After split and trim I have the inside and the outside. Is there some simply way to close this?

Or do I need to break down and do the inside and outside as two distinct sets of curves so that I can ensure the edges are coplanar?

there are 3 parts in this file… what do you want to do with each part?

closing them you can use the cap command or intersect a surface and trim/join

It needs a figure-8 top and bottom, essentially the red capped and trimmed by the purples. The problem is that during offsets, they surface edges are no longer planar. The starting curves are all coplanar at the top and bottom.

ok, cap the red surfaces then take the purple surface and extend it on all 4 sides so it extends outside the red object then boolean split.
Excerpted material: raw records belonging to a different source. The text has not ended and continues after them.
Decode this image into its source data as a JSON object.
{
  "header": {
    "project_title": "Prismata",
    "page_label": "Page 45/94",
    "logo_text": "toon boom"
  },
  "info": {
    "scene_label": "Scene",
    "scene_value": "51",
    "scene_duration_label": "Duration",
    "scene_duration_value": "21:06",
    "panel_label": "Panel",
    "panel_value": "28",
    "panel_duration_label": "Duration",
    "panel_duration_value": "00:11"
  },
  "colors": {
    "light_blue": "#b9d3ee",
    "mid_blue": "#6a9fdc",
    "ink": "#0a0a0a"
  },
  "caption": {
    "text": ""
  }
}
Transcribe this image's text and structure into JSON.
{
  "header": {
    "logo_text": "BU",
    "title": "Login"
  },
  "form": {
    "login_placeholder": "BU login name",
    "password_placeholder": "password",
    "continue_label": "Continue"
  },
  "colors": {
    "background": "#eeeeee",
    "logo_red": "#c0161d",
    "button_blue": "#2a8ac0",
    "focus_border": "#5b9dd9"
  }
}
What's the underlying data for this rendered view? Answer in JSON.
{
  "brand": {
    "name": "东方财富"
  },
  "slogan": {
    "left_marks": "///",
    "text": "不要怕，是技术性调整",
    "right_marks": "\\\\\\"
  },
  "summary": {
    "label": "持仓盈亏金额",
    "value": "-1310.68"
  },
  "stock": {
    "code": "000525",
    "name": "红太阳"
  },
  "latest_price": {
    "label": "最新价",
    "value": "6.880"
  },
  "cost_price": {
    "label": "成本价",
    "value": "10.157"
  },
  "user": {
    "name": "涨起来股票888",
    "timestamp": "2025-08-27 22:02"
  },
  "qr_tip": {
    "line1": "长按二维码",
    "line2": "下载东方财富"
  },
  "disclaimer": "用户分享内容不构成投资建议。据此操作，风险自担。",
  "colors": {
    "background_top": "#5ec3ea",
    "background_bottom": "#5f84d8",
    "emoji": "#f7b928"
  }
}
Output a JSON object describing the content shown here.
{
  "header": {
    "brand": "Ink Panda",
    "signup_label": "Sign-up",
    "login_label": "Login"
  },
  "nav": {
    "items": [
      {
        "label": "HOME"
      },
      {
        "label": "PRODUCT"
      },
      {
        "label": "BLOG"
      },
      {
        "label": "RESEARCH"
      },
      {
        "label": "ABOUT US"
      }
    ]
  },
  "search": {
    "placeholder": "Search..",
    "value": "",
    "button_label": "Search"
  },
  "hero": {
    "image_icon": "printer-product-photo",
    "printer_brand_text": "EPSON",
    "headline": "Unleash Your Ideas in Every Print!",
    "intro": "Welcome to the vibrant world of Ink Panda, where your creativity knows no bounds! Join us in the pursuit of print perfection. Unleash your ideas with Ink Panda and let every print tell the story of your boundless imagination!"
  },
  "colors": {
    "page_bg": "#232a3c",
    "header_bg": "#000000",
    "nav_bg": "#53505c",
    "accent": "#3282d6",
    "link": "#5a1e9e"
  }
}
Hello - extend the surfaces and then cip them with a plane.

-Pascal

Hi @miano,

You get the short line because the red surface passes slightly through the grey one at that point and forms an intersection within your tolerance setting, whereas the end of the red section does not unless you relax the tolerance slightly.

I’m not clear which surface or surfaces you want to offset, nor in which direction(s). Could you sketch over the image to show what you want?

In the meantime, your surfaces are quite complex - you will find intersects and offsets are better if you can start from simpler surfaces, which in turn come from simpler curves. You should be able to remake your shape something like this:

Note that to get three surfaces to join at a common edge you will need to use the NonmanifoldMerge command - you cannot use Join here.

Regards
Jeremy

NonManifoldMerge will produce a non-manifold polysurface. However it may not be very useful and in some cases cause problems. For instance OffsetSrf a non-manifold polysurface will result in several polysurfaces. Trying to create a solid with OffsetSrf on a non-manifold polysurface will fail to create the solid.

Good point David. And, in any event, if @miano’s intention is what I now suspect it is, the OffsetSrf outcomes will need some surface extension/intersection/match work to get planar caps because the initial surfaces are not perpendicular to the caps.

I broke down and drew the frames for the inside surfaces to match the outside surfaces posted above. Here’s what I was trying to get.